Tuesday, 22 December 2015


Just three days to go! Are you all set? We've got the turkey in the fridge, the presents under the tree and now a wreath on our door so we're good to go in the Take Courage household. There's something particularly special about Christmas this year - it will be our very first Christmas in our little home and I feel so lucky. Wishing you all a very Merry Christmas!

P.S. You can see more of the wreath I made over on the Laura Ashley blog.

Monday, 14 December 2015

Caramelised Christmas Clementine Cake

So you may have noticed that I've been absent from this little space for a while - if you wondered where I'd gone, I just needed a breather from the internet and to spend a bit of time in the real world - it's good for the soul, you know!

I've been spending my spare time decorating the house with pine garlands, wrapping Christmas presents, and I've even managed to find an hour or two to bake.  To get into the festive spirit, I thought I'd bake a Christmas cake but I'm afraid the Texan is not a big fan of boozy fruit cakes (although I personally can't get enough of Christmas pud). So I thought I'd try an alternative Christmas cake, made with clementines - the smell of which never fail to remind me of Christmasses gone by. Here's how you can bake one too, if you fancy it.
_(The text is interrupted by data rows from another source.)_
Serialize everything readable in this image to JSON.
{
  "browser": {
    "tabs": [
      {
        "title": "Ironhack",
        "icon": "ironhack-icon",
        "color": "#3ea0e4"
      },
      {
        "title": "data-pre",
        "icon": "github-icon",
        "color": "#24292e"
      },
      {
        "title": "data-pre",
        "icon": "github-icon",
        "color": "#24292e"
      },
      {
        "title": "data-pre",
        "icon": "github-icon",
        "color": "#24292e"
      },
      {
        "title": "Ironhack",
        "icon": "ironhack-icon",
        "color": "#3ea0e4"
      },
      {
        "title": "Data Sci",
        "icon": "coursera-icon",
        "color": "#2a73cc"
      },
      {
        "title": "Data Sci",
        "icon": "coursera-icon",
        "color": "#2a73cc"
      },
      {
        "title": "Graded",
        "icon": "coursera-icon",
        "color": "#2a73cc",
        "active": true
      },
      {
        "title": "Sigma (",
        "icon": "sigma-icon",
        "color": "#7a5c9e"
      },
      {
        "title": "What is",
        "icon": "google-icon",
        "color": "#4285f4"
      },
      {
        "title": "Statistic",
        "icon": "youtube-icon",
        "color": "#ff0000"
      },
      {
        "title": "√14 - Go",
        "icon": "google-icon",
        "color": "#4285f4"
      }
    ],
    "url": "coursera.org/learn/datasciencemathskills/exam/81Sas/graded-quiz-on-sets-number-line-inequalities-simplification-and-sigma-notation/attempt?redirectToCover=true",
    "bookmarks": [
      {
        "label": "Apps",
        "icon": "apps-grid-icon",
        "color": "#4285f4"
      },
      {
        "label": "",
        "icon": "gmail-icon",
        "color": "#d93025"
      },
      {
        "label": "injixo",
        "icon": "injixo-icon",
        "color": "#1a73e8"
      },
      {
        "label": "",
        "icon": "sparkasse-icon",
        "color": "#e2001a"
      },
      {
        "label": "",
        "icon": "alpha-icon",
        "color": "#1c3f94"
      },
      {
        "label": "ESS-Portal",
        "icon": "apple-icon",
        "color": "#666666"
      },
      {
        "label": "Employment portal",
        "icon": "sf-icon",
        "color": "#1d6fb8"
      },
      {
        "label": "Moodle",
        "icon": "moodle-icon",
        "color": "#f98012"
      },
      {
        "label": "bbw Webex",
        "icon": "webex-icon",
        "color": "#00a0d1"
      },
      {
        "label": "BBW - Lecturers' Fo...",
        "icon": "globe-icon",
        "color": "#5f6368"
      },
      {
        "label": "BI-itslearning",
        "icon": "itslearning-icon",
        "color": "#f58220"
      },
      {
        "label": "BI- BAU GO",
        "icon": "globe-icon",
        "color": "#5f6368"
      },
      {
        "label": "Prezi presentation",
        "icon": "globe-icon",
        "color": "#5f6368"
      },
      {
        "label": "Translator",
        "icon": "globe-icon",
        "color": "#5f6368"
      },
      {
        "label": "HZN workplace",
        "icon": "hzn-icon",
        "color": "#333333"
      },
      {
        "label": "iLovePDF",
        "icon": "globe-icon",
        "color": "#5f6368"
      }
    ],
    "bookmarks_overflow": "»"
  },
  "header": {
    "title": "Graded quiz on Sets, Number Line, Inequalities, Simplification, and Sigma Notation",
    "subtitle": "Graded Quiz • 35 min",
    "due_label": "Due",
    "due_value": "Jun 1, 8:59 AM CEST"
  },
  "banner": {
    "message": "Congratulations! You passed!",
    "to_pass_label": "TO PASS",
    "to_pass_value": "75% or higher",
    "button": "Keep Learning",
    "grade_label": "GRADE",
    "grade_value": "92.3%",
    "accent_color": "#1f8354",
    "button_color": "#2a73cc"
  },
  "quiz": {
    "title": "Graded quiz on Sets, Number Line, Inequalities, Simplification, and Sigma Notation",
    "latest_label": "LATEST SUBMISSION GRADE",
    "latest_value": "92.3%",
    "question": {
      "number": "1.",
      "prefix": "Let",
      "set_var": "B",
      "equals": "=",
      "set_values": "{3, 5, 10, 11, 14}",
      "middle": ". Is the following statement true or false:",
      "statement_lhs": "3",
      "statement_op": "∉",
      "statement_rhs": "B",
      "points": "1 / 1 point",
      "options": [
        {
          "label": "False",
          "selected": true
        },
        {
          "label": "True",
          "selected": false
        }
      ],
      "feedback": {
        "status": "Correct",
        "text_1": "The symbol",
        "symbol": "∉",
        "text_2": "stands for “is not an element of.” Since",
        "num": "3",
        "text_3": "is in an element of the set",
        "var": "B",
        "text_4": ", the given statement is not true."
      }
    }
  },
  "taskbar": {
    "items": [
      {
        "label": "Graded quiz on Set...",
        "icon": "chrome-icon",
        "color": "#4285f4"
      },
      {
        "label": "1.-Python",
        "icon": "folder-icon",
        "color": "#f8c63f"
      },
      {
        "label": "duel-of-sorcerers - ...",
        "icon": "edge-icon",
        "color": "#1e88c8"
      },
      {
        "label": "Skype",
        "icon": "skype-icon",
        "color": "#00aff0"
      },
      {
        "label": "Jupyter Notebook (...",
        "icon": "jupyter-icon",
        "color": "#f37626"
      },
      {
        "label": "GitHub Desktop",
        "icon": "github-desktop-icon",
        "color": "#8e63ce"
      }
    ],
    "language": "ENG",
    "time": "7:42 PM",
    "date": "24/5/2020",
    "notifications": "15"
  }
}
You will need  |  250g unsalted butter  |  75g light muscovado sugar  |  1 tsp vanilla extract  |  5 clementines  |  225g caster sugar  |  3 eggs  |  225g plain flour  |  1.5 tsp baking powder  |  Honey  |  Creme fraiche

Step 1: Pre-heat your oven to 180 degrees celsius / 160 degrees celsius fan / gas mark 4, and butter and line with baking paper a 20cm loose-based cake tin.

Step 2: In a pan, melt 2 tablespoons of butter.  Then add the muscovado sugar and vanilla extract.  Cook over a low heat, continuously stirring until the sugar has melted away into the butter and you have a glossy, smooth mixture (this should take about 3 minutes).  

Step 3: Pour the caramel into your cake tin and spread a thin layer across the entire base.

Step 4: With the peel on, slice your clementines into three, across the segments.  Then carefully pull the peel away so you're left with slices of clementine.

Step 5: Arrange the slices of clementine in a circle, layered on top of the caramel.  Leave to one side.

Step 6: In a bowl, beat the remaining butter with the caster sugar using a wooden spoon (not your electric hand mixer, as I originally did, or else you will get showered in sugar! Be warned!).

Step 7: Add the eggs one at time, beating - now with your electric hand mixer - after each addition.  Then add the flour and baking powder, and mix together well using a wooden spoon.

Step 8: Pour the mixture into your cake tin, covering the sliced clementines.  Bake for 50 minutes, or a little longer if needed until a skewer comes out clean.

Step 9: Remove from the oven and leave to cool for 20 minutes.  Then place a large plate on top of the cake tin, turn it over and carefully remove the tin.

Step 10: Drizzle your fabulous cake with a generous helping of honey, and enjoy with a dollop of creme fraiche!

Monday, 2 November 2015

Ightham Mote

After finishing Rebecca, I have been dreaming of a visit to Manderley. For those of you who haven't read/seen Rebecca, Manderley is the magnificent, grand old house that the protagonist, the new Mrs de Winter, moves into after she marries. Manderley is the book's anchor, and in many ways it features so heavily that it becomes a living, breathing character in and of itself.

I couldn't help but think of Manderley when we visited Ightham Mote yesterday. This beautiful, charming house dates from the 14th century (hard to believe!) and is surrounded by a moat and acres of gardens and orchards. Each of its 70 rooms is filled with fine antique furniture - including, much to our surprise, a Charles II daybed which we also have (if you remember, we found it in pieces, discarded in the street on Camberwell Grove!). No detail has been overlooked at Ightham Mote - the painted wallpaper, the linen on the beds, the wood paneling on the walls - it is enviable, that's for sure.

Unfortunately for me I struggled a bit, hobbling around Ightham Mote after slipping over in the rain on Friday, straight onto my knee... The worst part was two people walked by whilst I was on the ground, clearly in pain, but no one offered me any help - what is with that? Are people embarrassed or just don't care? I find it odd that you would just walk on by, and choose not to help someone who is clearly in need of it. It really upset me!

Oh well, nothing that a good National Trust property can't cure, eh?